*** Opening of SOURCE MATERIAL ***
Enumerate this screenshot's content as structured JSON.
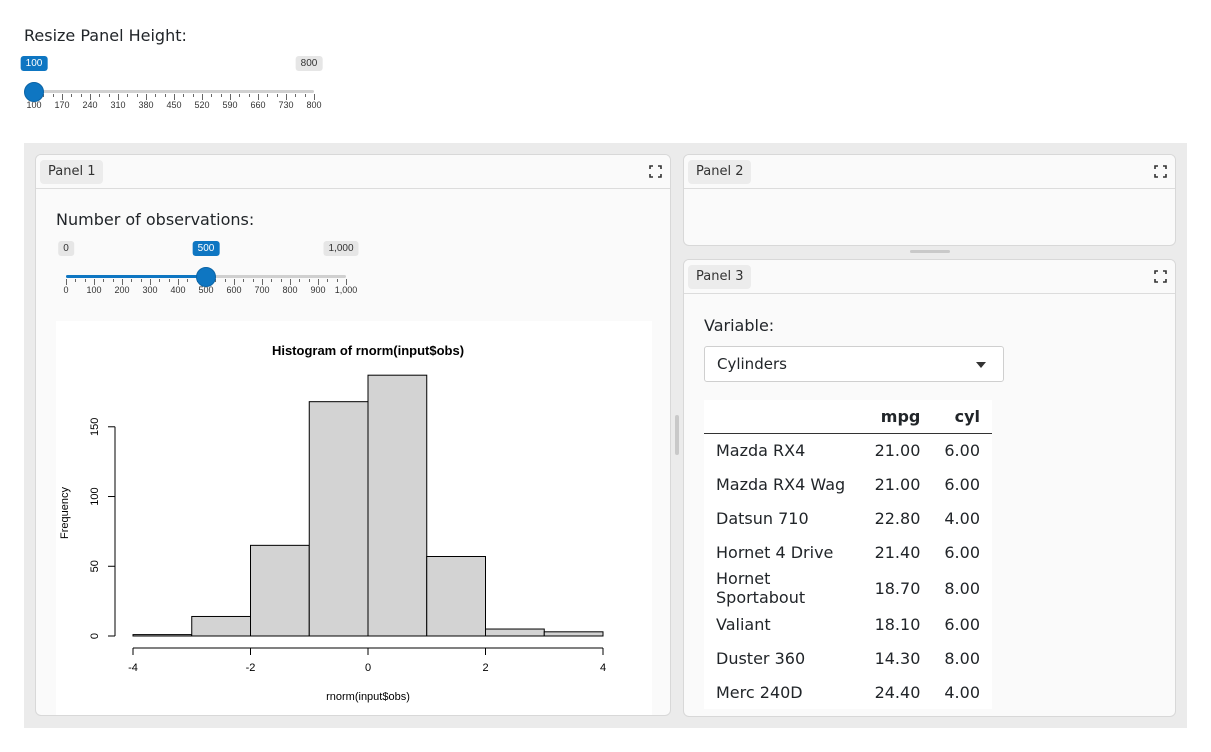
{
  "resize": {
    "label": "Resize Panel Height:",
    "min": 100,
    "max": 800,
    "value": 100,
    "min_label": "100",
    "max_label": "800",
    "value_label": "100",
    "ticks": [
      "100",
      "170",
      "240",
      "310",
      "380",
      "450",
      "520",
      "590",
      "660",
      "730",
      "800"
    ]
  },
  "panels": {
    "panel1": {
      "title": "Panel 1",
      "obs_label": "Number of observations:",
      "obs_slider": {
        "min": 0,
        "max": 1000,
        "value": 500,
        "min_label": "0",
        "max_label": "1,000",
        "value_label": "500",
        "ticks": [
          "0",
          "100",
          "200",
          "300",
          "400",
          "500",
          "600",
          "700",
          "800",
          "900",
          "1,000"
        ]
      }
    },
    "panel2": {
      "title": "Panel 2"
    },
    "panel3": {
      "title": "Panel 3",
      "variable_label": "Variable:",
      "selected": "Cylinders",
      "table": {
        "columns": [
          "",
          "mpg",
          "cyl"
        ],
        "rows": [
          [
            "Mazda RX4",
            "21.00",
            "6.00"
          ],
          [
            "Mazda RX4 Wag",
            "21.00",
            "6.00"
          ],
          [
            "Datsun 710",
            "22.80",
            "4.00"
          ],
          [
            "Hornet 4 Drive",
            "21.40",
            "6.00"
          ],
          [
            "Hornet Sportabout",
            "18.70",
            "8.00"
          ],
          [
            "Valiant",
            "18.10",
            "6.00"
          ],
          [
            "Duster 360",
            "14.30",
            "8.00"
          ],
          [
            "Merc 240D",
            "24.40",
            "4.00"
          ]
        ]
      }
    }
  },
  "chart_data": {
    "type": "bar",
    "title": "Histogram of rnorm(input$obs)",
    "xlabel": "rnorm(input$obs)",
    "ylabel": "Frequency",
    "bins": [
      [
        -4,
        -3
      ],
      [
        -3,
        -2
      ],
      [
        -2,
        -1
      ],
      [
        -1,
        0
      ],
      [
        0,
        1
      ],
      [
        1,
        2
      ],
      [
        2,
        3
      ],
      [
        3,
        4
      ]
    ],
    "values": [
      1,
      14,
      65,
      168,
      187,
      57,
      5,
      3
    ],
    "xticks": [
      -4,
      -2,
      0,
      2,
      4
    ],
    "yticks": [
      0,
      50,
      100,
      150
    ],
    "xlim": [
      -4,
      4
    ],
    "ylim": [
      0,
      190
    ],
    "bar_color": "#d3d3d3",
    "grid": false
  }
}
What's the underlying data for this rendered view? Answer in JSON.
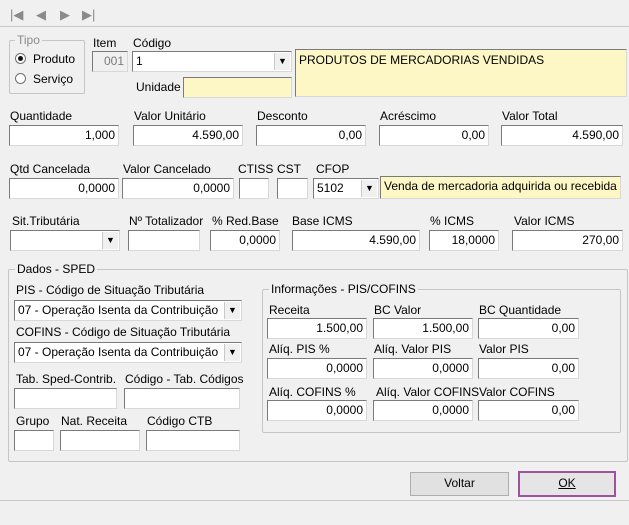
{
  "toolbar": {
    "nav_first": "|◀",
    "nav_prev": "◀",
    "nav_next": "▶",
    "nav_last": "▶|"
  },
  "tipo": {
    "title": "Tipo",
    "option_produto": "Produto",
    "option_servico": "Serviço",
    "selected": "Produto"
  },
  "item": {
    "label": "Item",
    "value": "001"
  },
  "codigo": {
    "label": "Código",
    "value": "1",
    "description": "PRODUTOS DE MERCADORIAS VENDIDAS"
  },
  "unidade": {
    "label": "Unidade",
    "value": ""
  },
  "quantidade": {
    "label": "Quantidade",
    "value": "1,000"
  },
  "valor_unitario": {
    "label": "Valor Unitário",
    "value": "4.590,00"
  },
  "desconto": {
    "label": "Desconto",
    "value": "0,00"
  },
  "acrescimo": {
    "label": "Acréscimo",
    "value": "0,00"
  },
  "valor_total": {
    "label": "Valor Total",
    "value": "4.590,00"
  },
  "qtd_cancelada": {
    "label": "Qtd Cancelada",
    "value": "0,0000"
  },
  "valor_cancelado": {
    "label": "Valor Cancelado",
    "value": "0,0000"
  },
  "ctiss": {
    "label": "CTISS",
    "value": ""
  },
  "cst": {
    "label": "CST",
    "value": ""
  },
  "cfop": {
    "label": "CFOP",
    "value": "5102",
    "description": "Venda de mercadoria adquirida ou recebida"
  },
  "sit_tributaria": {
    "label": "Sit.Tributária",
    "value": ""
  },
  "n_totalizador": {
    "label": "Nº Totalizador",
    "value": ""
  },
  "red_base": {
    "label": "% Red.Base",
    "value": "0,0000"
  },
  "base_icms": {
    "label": "Base ICMS",
    "value": "4.590,00"
  },
  "pct_icms": {
    "label": "% ICMS",
    "value": "18,0000"
  },
  "valor_icms": {
    "label": "Valor ICMS",
    "value": "270,00"
  },
  "sped": {
    "title": "Dados - SPED",
    "pis_label": "PIS -  Código de Situação Tributária",
    "pis_value": "07 - Operação Isenta da Contribuição",
    "cofins_label": "COFINS -  Código de Situação Tributária",
    "cofins_value": "07 - Operação Isenta da Contribuição",
    "tab_sped_label": "Tab. Sped-Contrib.",
    "tab_sped_value": "",
    "codigo_tab_label": "Código - Tab. Códigos",
    "codigo_tab_value": "",
    "grupo_label": "Grupo",
    "grupo_value": "",
    "nat_receita_label": "Nat. Receita",
    "nat_receita_value": "",
    "codigo_ctb_label": "Código CTB",
    "codigo_ctb_value": ""
  },
  "pis_cofins": {
    "title": "Informações - PIS/COFINS",
    "receita_label": "Receita",
    "receita_value": "1.500,00",
    "bc_valor_label": "BC Valor",
    "bc_valor_value": "1.500,00",
    "bc_qtd_label": "BC Quantidade",
    "bc_qtd_value": "0,00",
    "aliq_pis_label": "Alíq. PIS %",
    "aliq_pis_value": "0,0000",
    "aliq_valor_pis_label": "Alíq. Valor PIS",
    "aliq_valor_pis_value": "0,0000",
    "valor_pis_label": "Valor PIS",
    "valor_pis_value": "0,00",
    "aliq_cofins_label": "Alíq. COFINS %",
    "aliq_cofins_value": "0,0000",
    "aliq_valor_cofins_label": "Alíq. Valor COFINS",
    "aliq_valor_cofins_value": "0,0000",
    "valor_cofins_label": "Valor COFINS",
    "valor_cofins_value": "0,00"
  },
  "buttons": {
    "voltar": "Voltar",
    "ok": "OK"
  },
  "colors": {
    "ok_border": "#a050a0",
    "highlight_field": "#fdf7c5"
  }
}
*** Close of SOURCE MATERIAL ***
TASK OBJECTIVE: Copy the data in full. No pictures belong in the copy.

RESPONSE TO THIS EXERCISE:
Enumerate this screenshot's content as structured JSON.
{
  "resize": {
    "label": "Resize Panel Height:",
    "min": 100,
    "max": 800,
    "value": 100,
    "min_label": "100",
    "max_label": "800",
    "value_label": "100",
    "ticks": [
      "100",
      "170",
      "240",
      "310",
      "380",
      "450",
      "520",
      "590",
      "660",
      "730",
      "800"
    ]
  },
  "panels": {
    "panel1": {
      "title": "Panel 1",
      "obs_label": "Number of observations:",
      "obs_slider": {
        "min": 0,
        "max": 1000,
        "value": 500,
        "min_label": "0",
        "max_label": "1,000",
        "value_label": "500",
        "ticks": [
          "0",
          "100",
          "200",
          "300",
          "400",
          "500",
          "600",
          "700",
          "800",
          "900",
          "1,000"
        ]
      }
    },
    "panel2": {
      "title": "Panel 2"
    },
    "panel3": {
      "title": "Panel 3",
      "variable_label": "Variable:",
      "selected": "Cylinders",
      "table": {
        "columns": [
          "",
          "mpg",
          "cyl"
        ],
        "rows": [
          [
            "Mazda RX4",
            "21.00",
            "6.00"
          ],
          [
            "Mazda RX4 Wag",
            "21.00",
            "6.00"
          ],
          [
            "Datsun 710",
            "22.80",
            "4.00"
          ],
          [
            "Hornet 4 Drive",
            "21.40",
            "6.00"
          ],
          [
            "Hornet Sportabout",
            "18.70",
            "8.00"
          ],
          [
            "Valiant",
            "18.10",
            "6.00"
          ],
          [
            "Duster 360",
            "14.30",
            "8.00"
          ],
          [
            "Merc 240D",
            "24.40",
            "4.00"
          ]
        ]
      }
    }
  },
  "chart_data": {
    "type": "bar",
    "title": "Histogram of rnorm(input$obs)",
    "xlabel": "rnorm(input$obs)",
    "ylabel": "Frequency",
    "bins": [
      [
        -4,
        -3
      ],
      [
        -3,
        -2
      ],
      [
        -2,
        -1
      ],
      [
        -1,
        0
      ],
      [
        0,
        1
      ],
      [
        1,
        2
      ],
      [
        2,
        3
      ],
      [
        3,
        4
      ]
    ],
    "values": [
      1,
      14,
      65,
      168,
      187,
      57,
      5,
      3
    ],
    "xticks": [
      -4,
      -2,
      0,
      2,
      4
    ],
    "yticks": [
      0,
      50,
      100,
      150
    ],
    "xlim": [
      -4,
      4
    ],
    "ylim": [
      0,
      190
    ],
    "bar_color": "#d3d3d3",
    "grid": false
  }
}
What's the underlying data for this rendered view? Answer in JSON.
{
  "toolbar": {
    "nav_first": "|◀",
    "nav_prev": "◀",
    "nav_next": "▶",
    "nav_last": "▶|"
  },
  "tipo": {
    "title": "Tipo",
    "option_produto": "Produto",
    "option_servico": "Serviço",
    "selected": "Produto"
  },
  "item": {
    "label": "Item",
    "value": "001"
  },
  "codigo": {
    "label": "Código",
    "value": "1",
    "description": "PRODUTOS DE MERCADORIAS VENDIDAS"
  },
  "unidade": {
    "label": "Unidade",
    "value": ""
  },
  "quantidade": {
    "label": "Quantidade",
    "value": "1,000"
  },
  "valor_unitario": {
    "label": "Valor Unitário",
    "value": "4.590,00"
  },
  "desconto": {
    "label": "Desconto",
    "value": "0,00"
  },
  "acrescimo": {
    "label": "Acréscimo",
    "value": "0,00"
  },
  "valor_total": {
    "label": "Valor Total",
    "value": "4.590,00"
  },
  "qtd_cancelada": {
    "label": "Qtd Cancelada",
    "value": "0,0000"
  },
  "valor_cancelado": {
    "label": "Valor Cancelado",
    "value": "0,0000"
  },
  "ctiss": {
    "label": "CTISS",
    "value": ""
  },
  "cst": {
    "label": "CST",
    "value": ""
  },
  "cfop": {
    "label": "CFOP",
    "value": "5102",
    "description": "Venda de mercadoria adquirida ou recebida"
  },
  "sit_tributaria": {
    "label": "Sit.Tributária",
    "value": ""
  },
  "n_totalizador": {
    "label": "Nº Totalizador",
    "value": ""
  },
  "red_base": {
    "label": "% Red.Base",
    "value": "0,0000"
  },
  "base_icms": {
    "label": "Base ICMS",
    "value": "4.590,00"
  },
  "pct_icms": {
    "label": "% ICMS",
    "value": "18,0000"
  },
  "valor_icms": {
    "label": "Valor ICMS",
    "value": "270,00"
  },
  "sped": {
    "title": "Dados - SPED",
    "pis_label": "PIS -  Código de Situação Tributária",
    "pis_value": "07 - Operação Isenta da Contribuição",
    "cofins_label": "COFINS -  Código de Situação Tributária",
    "cofins_value": "07 - Operação Isenta da Contribuição",
    "tab_sped_label": "Tab. Sped-Contrib.",
    "tab_sped_value": "",
    "codigo_tab_label": "Código - Tab. Códigos",
    "codigo_tab_value": "",
    "grupo_label": "Grupo",
    "grupo_value": "",
    "nat_receita_label": "Nat. Receita",
    "nat_receita_value": "",
    "codigo_ctb_label": "Código CTB",
    "codigo_ctb_value": ""
  },
  "pis_cofins": {
    "title": "Informações - PIS/COFINS",
    "receita_label": "Receita",
    "receita_value": "1.500,00",
    "bc_valor_label": "BC Valor",
    "bc_valor_value": "1.500,00",
    "bc_qtd_label": "BC Quantidade",
    "bc_qtd_value": "0,00",
    "aliq_pis_label": "Alíq. PIS %",
    "aliq_pis_value": "0,0000",
    "aliq_valor_pis_label": "Alíq. Valor PIS",
    "aliq_valor_pis_value": "0,0000",
    "valor_pis_label": "Valor PIS",
    "valor_pis_value": "0,00",
    "aliq_cofins_label": "Alíq. COFINS %",
    "aliq_cofins_value": "0,0000",
    "aliq_valor_cofins_label": "Alíq. Valor COFINS",
    "aliq_valor_cofins_value": "0,0000",
    "valor_cofins_label": "Valor COFINS",
    "valor_cofins_value": "0,00"
  },
  "buttons": {
    "voltar": "Voltar",
    "ok": "OK"
  },
  "colors": {
    "ok_border": "#a050a0",
    "highlight_field": "#fdf7c5"
  }
}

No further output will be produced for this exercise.